→ DATA SHOWN:
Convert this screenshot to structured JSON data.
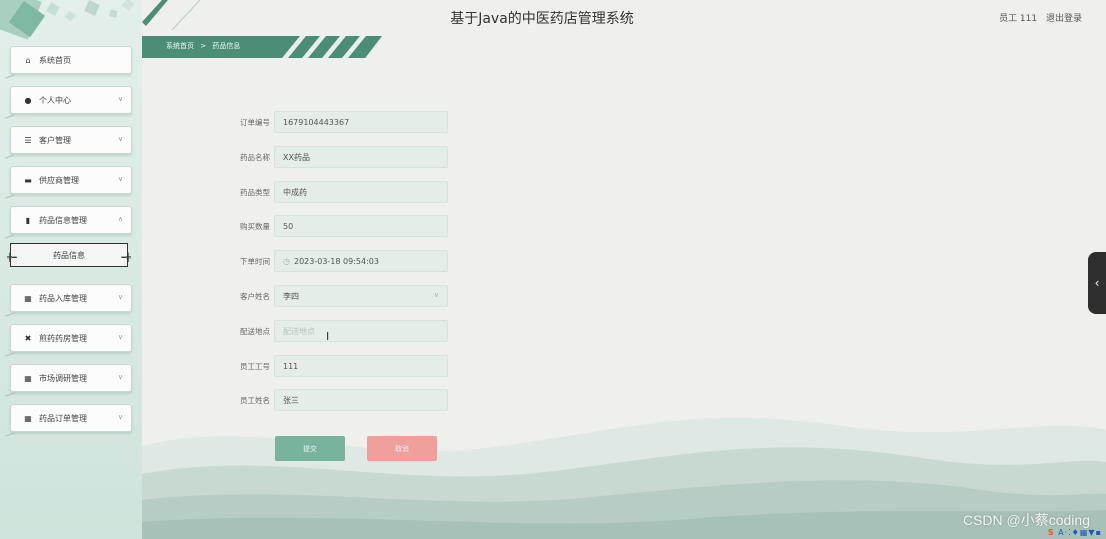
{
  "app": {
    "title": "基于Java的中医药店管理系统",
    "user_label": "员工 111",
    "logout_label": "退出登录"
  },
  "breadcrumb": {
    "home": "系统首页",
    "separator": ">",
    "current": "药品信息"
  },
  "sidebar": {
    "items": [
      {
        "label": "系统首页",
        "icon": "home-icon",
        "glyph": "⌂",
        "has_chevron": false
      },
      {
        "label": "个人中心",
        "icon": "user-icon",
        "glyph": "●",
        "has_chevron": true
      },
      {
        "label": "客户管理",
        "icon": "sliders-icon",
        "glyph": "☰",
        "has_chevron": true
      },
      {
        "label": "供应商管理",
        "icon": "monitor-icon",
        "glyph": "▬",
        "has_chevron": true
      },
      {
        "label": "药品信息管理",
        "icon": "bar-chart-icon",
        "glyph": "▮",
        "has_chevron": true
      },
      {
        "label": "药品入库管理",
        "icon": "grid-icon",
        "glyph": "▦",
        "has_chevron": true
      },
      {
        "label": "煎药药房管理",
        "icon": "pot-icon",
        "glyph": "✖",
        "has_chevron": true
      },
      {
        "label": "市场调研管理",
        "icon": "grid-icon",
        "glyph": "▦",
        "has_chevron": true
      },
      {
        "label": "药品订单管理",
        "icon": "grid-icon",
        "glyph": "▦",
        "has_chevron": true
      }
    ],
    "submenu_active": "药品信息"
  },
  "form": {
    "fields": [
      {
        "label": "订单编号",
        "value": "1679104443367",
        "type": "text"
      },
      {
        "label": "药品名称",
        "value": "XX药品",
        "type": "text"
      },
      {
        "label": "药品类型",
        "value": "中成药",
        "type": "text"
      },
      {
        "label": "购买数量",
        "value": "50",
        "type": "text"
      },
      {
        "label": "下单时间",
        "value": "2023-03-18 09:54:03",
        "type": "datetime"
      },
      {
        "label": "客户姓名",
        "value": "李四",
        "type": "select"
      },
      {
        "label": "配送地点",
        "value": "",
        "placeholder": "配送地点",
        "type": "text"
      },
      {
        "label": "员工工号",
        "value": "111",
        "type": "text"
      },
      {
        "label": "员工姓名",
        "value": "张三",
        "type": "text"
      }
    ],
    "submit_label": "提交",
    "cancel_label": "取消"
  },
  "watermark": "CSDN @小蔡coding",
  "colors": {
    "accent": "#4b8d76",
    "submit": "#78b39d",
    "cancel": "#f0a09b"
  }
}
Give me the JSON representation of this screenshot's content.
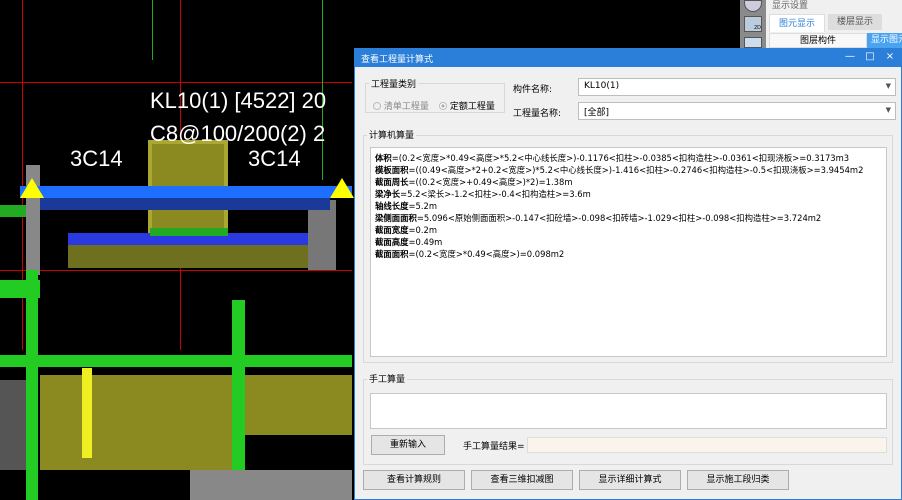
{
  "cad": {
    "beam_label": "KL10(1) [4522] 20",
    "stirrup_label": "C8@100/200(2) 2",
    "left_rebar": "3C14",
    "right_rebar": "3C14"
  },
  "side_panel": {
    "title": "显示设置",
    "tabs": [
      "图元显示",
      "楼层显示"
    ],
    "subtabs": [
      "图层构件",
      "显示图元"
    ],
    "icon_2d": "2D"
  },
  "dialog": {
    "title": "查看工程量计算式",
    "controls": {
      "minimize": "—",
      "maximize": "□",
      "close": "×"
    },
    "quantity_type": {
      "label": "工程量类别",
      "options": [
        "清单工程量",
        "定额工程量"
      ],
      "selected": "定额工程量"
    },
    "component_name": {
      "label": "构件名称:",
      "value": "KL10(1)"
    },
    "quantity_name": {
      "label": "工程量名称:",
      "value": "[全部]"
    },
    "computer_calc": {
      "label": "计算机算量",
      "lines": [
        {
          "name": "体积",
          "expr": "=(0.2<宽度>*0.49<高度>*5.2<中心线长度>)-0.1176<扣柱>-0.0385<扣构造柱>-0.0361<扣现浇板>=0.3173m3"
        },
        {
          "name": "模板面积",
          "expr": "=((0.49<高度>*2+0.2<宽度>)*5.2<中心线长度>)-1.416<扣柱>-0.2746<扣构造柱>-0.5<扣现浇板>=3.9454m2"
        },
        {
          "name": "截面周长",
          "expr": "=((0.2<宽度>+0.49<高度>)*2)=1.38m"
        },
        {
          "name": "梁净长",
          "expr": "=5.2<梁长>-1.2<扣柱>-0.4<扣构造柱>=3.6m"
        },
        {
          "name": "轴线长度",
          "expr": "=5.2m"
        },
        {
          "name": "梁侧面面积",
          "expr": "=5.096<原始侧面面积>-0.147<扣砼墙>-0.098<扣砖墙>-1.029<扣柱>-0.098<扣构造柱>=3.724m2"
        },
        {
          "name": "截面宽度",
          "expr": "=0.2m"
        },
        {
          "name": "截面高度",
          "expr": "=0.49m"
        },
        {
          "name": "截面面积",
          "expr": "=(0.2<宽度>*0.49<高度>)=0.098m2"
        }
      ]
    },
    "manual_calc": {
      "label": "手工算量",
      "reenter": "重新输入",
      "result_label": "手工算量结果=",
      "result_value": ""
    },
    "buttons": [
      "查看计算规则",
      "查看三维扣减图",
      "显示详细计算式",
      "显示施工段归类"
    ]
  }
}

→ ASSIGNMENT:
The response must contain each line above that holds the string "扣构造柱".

→ FINISHED EXERCISE:
          "expr": "=(0.2<宽度>*0.49<高度>*5.2<中心线长度>)-0.1176<扣柱>-0.0385<扣构造柱>-0.0361<扣现浇板>=0.3173m3"
          "expr": "=((0.49<高度>*2+0.2<宽度>)*5.2<中心线长度>)-1.416<扣柱>-0.2746<扣构造柱>-0.5<扣现浇板>=3.9454m2"
          "expr": "=5.2<梁长>-1.2<扣柱>-0.4<扣构造柱>=3.6m"
          "expr": "=5.096<原始侧面面积>-0.147<扣砼墙>-0.098<扣砖墙>-1.029<扣柱>-0.098<扣构造柱>=3.724m2"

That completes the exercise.